-- Available data --
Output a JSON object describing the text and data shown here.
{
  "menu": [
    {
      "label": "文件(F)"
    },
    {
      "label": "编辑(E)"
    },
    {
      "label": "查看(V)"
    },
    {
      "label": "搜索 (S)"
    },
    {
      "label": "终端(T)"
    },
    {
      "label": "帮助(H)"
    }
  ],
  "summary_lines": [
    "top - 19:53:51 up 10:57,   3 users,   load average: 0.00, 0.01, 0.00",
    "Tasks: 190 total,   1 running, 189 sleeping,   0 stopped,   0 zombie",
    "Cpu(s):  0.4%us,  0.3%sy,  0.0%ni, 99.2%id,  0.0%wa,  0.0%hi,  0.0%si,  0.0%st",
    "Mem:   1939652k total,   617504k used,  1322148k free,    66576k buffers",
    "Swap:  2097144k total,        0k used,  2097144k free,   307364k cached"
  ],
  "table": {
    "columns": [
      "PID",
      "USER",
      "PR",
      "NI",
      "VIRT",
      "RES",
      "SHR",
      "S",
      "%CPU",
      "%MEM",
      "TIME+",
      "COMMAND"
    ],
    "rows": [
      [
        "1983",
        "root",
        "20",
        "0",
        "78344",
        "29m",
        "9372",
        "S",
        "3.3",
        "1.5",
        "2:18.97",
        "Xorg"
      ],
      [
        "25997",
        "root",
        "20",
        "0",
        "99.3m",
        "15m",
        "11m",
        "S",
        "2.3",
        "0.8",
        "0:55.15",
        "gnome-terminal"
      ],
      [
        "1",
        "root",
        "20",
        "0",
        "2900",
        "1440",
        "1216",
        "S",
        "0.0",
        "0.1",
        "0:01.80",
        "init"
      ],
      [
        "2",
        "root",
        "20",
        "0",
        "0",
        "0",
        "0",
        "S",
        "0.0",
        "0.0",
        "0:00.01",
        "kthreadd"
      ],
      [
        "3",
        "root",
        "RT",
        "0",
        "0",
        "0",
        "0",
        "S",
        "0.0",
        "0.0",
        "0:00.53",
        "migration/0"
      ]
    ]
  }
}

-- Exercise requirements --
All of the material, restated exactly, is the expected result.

-- Output --
Output a JSON object describing the text and data shown here.
{
  "menu": [
    {
      "label": "文件(F)"
    },
    {
      "label": "编辑(E)"
    },
    {
      "label": "查看(V)"
    },
    {
      "label": "搜索 (S)"
    },
    {
      "label": "终端(T)"
    },
    {
      "label": "帮助(H)"
    }
  ],
  "summary_lines": [
    "top - 19:53:51 up 10:57,   3 users,   load average: 0.00, 0.01, 0.00",
    "Tasks: 190 total,   1 running, 189 sleeping,   0 stopped,   0 zombie",
    "Cpu(s):  0.4%us,  0.3%sy,  0.0%ni, 99.2%id,  0.0%wa,  0.0%hi,  0.0%si,  0.0%st",
    "Mem:   1939652k total,   617504k used,  1322148k free,    66576k buffers",
    "Swap:  2097144k total,        0k used,  2097144k free,   307364k cached"
  ],
  "table": {
    "columns": [
      "PID",
      "USER",
      "PR",
      "NI",
      "VIRT",
      "RES",
      "SHR",
      "S",
      "%CPU",
      "%MEM",
      "TIME+",
      "COMMAND"
    ],
    "rows": [
      [
        "1983",
        "root",
        "20",
        "0",
        "78344",
        "29m",
        "9372",
        "S",
        "3.3",
        "1.5",
        "2:18.97",
        "Xorg"
      ],
      [
        "25997",
        "root",
        "20",
        "0",
        "99.3m",
        "15m",
        "11m",
        "S",
        "2.3",
        "0.8",
        "0:55.15",
        "gnome-terminal"
      ],
      [
        "1",
        "root",
        "20",
        "0",
        "2900",
        "1440",
        "1216",
        "S",
        "0.0",
        "0.1",
        "0:01.80",
        "init"
      ],
      [
        "2",
        "root",
        "20",
        "0",
        "0",
        "0",
        "0",
        "S",
        "0.0",
        "0.0",
        "0:00.01",
        "kthreadd"
      ],
      [
        "3",
        "root",
        "RT",
        "0",
        "0",
        "0",
        "0",
        "S",
        "0.0",
        "0.0",
        "0:00.53",
        "migration/0"
      ]
    ]
  }
}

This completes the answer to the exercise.